● **The data**:

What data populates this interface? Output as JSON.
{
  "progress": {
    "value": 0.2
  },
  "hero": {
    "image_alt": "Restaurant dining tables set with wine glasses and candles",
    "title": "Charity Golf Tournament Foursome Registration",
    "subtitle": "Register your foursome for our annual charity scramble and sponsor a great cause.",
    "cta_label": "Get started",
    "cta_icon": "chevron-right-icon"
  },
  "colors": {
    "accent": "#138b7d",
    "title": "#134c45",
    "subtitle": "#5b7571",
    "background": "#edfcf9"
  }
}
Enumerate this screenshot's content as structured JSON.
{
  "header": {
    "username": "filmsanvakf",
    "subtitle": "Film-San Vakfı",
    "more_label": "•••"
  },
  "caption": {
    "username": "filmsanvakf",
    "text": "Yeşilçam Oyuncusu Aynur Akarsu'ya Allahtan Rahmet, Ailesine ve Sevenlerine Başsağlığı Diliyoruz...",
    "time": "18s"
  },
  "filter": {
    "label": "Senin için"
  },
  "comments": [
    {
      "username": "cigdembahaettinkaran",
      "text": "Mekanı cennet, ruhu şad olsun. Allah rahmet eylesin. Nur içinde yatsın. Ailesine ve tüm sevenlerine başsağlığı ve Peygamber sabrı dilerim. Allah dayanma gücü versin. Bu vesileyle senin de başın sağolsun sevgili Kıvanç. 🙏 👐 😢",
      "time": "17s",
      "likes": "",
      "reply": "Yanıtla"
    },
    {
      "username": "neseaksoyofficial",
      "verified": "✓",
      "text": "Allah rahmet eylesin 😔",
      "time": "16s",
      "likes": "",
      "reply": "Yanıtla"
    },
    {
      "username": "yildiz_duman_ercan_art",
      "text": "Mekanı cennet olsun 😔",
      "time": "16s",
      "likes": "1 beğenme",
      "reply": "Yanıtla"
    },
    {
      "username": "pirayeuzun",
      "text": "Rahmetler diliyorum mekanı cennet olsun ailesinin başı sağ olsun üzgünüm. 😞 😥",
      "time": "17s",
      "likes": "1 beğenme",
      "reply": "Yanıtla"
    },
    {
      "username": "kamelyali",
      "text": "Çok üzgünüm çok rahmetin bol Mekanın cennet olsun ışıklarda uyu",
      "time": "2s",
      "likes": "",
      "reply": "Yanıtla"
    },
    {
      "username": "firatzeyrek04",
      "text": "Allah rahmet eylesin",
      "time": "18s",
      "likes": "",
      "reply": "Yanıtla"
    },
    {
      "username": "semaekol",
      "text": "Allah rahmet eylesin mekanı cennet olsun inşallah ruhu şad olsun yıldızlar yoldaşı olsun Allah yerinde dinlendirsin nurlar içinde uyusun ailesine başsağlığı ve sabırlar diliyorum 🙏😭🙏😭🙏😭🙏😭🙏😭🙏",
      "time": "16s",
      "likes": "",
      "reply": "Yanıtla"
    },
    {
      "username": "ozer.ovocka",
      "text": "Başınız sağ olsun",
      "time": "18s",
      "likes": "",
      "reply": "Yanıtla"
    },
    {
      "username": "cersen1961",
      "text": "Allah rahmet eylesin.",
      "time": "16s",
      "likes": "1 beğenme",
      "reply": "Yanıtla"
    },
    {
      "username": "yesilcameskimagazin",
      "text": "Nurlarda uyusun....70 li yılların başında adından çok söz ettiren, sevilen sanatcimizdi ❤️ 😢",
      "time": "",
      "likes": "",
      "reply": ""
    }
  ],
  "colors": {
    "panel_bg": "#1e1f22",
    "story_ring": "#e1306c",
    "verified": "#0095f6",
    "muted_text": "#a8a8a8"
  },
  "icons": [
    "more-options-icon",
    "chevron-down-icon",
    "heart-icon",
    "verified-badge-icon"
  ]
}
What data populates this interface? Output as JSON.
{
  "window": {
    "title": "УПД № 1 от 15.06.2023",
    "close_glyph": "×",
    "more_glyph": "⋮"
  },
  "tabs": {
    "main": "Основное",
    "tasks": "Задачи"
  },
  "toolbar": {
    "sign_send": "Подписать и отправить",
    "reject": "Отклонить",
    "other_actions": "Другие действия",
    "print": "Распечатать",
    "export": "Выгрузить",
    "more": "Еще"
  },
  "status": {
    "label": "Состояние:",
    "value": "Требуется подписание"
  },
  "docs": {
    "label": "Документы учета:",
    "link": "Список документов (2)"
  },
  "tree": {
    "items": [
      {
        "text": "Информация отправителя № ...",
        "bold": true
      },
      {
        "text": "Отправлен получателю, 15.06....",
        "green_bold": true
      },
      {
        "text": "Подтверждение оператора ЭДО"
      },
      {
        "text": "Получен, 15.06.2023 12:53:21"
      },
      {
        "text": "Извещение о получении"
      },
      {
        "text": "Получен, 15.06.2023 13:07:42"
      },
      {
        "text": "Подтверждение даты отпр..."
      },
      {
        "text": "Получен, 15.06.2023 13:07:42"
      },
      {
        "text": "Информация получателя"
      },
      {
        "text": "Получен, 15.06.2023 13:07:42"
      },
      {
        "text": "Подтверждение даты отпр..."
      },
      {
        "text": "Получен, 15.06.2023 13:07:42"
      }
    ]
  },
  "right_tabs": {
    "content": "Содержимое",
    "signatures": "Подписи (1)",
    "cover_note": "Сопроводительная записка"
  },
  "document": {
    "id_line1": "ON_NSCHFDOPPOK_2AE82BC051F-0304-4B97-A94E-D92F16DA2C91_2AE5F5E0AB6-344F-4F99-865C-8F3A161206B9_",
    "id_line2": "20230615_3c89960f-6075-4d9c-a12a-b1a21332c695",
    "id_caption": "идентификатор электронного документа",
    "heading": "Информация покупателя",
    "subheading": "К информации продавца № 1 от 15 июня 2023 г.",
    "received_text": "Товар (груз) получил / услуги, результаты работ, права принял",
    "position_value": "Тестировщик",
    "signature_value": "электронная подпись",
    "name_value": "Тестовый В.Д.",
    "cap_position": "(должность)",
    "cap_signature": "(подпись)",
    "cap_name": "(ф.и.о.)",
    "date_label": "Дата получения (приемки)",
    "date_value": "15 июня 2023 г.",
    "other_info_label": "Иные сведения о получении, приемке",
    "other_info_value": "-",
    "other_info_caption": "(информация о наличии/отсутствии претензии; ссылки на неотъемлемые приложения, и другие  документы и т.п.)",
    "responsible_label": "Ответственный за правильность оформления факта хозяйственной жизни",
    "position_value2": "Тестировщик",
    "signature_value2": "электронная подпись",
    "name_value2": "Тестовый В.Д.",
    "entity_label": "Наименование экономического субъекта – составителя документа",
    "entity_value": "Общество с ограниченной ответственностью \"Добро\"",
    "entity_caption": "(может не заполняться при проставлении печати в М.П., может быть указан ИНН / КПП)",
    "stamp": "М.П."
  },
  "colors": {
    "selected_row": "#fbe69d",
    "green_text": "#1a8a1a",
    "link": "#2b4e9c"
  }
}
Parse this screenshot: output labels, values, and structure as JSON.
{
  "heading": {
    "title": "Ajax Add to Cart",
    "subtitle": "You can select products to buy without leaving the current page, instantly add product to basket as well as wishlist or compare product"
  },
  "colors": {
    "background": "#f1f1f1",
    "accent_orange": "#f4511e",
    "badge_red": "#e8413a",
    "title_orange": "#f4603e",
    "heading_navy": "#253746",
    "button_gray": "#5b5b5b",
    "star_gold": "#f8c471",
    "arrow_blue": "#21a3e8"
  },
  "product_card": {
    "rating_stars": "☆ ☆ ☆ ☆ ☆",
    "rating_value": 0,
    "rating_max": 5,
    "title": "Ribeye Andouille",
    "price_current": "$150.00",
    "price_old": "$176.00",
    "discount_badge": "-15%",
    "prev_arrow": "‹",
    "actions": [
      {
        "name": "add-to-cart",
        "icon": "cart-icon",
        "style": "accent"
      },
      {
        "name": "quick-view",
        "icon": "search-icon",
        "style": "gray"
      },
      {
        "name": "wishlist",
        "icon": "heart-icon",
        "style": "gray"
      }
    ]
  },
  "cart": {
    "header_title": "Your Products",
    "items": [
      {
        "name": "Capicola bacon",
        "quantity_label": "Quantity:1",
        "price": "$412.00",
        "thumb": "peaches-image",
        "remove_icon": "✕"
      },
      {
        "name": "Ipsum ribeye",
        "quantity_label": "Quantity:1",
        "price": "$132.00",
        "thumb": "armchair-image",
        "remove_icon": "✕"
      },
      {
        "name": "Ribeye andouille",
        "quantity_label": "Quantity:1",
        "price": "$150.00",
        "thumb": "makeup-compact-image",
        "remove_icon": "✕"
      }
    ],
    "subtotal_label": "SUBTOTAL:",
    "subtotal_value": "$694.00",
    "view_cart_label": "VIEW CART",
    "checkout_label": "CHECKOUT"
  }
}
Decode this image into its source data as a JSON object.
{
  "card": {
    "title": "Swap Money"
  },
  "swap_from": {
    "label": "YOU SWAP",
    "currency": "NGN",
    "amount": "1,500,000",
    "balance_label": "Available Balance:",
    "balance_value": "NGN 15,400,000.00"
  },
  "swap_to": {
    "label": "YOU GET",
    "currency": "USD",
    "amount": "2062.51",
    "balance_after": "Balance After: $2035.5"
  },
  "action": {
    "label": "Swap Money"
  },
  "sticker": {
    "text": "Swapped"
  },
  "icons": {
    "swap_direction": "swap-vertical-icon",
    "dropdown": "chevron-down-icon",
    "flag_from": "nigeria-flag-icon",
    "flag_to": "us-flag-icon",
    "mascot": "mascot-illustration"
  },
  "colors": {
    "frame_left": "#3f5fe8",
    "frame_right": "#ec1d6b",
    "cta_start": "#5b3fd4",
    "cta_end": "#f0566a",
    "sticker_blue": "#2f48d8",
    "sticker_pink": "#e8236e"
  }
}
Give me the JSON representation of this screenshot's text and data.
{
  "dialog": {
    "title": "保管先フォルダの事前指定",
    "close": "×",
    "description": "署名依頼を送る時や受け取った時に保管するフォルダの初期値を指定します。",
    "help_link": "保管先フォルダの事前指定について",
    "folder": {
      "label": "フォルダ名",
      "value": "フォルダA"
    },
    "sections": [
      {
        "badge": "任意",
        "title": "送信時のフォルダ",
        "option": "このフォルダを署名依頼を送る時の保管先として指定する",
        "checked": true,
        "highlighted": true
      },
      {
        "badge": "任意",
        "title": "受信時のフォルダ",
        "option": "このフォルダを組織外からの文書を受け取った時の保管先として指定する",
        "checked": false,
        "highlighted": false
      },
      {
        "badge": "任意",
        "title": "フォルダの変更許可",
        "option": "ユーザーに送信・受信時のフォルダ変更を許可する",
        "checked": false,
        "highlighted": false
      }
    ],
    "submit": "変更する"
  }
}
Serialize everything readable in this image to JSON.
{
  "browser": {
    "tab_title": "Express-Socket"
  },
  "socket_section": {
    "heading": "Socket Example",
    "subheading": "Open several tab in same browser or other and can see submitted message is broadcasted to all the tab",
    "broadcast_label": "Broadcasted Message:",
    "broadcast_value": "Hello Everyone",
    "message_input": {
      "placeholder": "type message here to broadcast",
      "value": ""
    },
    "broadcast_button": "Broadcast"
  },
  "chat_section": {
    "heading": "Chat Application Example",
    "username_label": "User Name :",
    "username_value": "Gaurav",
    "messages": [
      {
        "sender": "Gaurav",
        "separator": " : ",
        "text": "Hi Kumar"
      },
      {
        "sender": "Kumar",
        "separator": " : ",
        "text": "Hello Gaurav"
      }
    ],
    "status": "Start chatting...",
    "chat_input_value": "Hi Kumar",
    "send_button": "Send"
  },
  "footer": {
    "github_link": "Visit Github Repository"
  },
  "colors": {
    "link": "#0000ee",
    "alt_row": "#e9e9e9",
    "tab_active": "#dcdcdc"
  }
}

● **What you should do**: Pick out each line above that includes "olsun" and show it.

● **Solved problem**:
      "text": "Mekanı cennet, ruhu şad olsun. Allah rahmet eylesin. Nur içinde yatsın. Ailesine ve tüm sevenlerine başsağlığı ve Peygamber sabrı dilerim. Allah dayanma gücü versin. Bu vesileyle senin de başın sağolsun sevgili Kıvanç. 🙏 👐 😢",
      "text": "Mekanı cennet olsun 😔",
      "text": "Rahmetler diliyorum mekanı cennet olsun ailesinin başı sağ olsun üzgünüm. 😞 😥",
      "text": "Çok üzgünüm çok rahmetin bol Mekanın cennet olsun ışıklarda uyu",
      "text": "Allah rahmet eylesin mekanı cennet olsun inşallah ruhu şad olsun yıldızlar yoldaşı olsun Allah yerinde dinlendirsin nurlar içinde uyusun ailesine başsağlığı ve sabırlar diliyorum 🙏😭🙏😭🙏😭🙏😭🙏😭🙏",
      "text": "Başınız sağ olsun",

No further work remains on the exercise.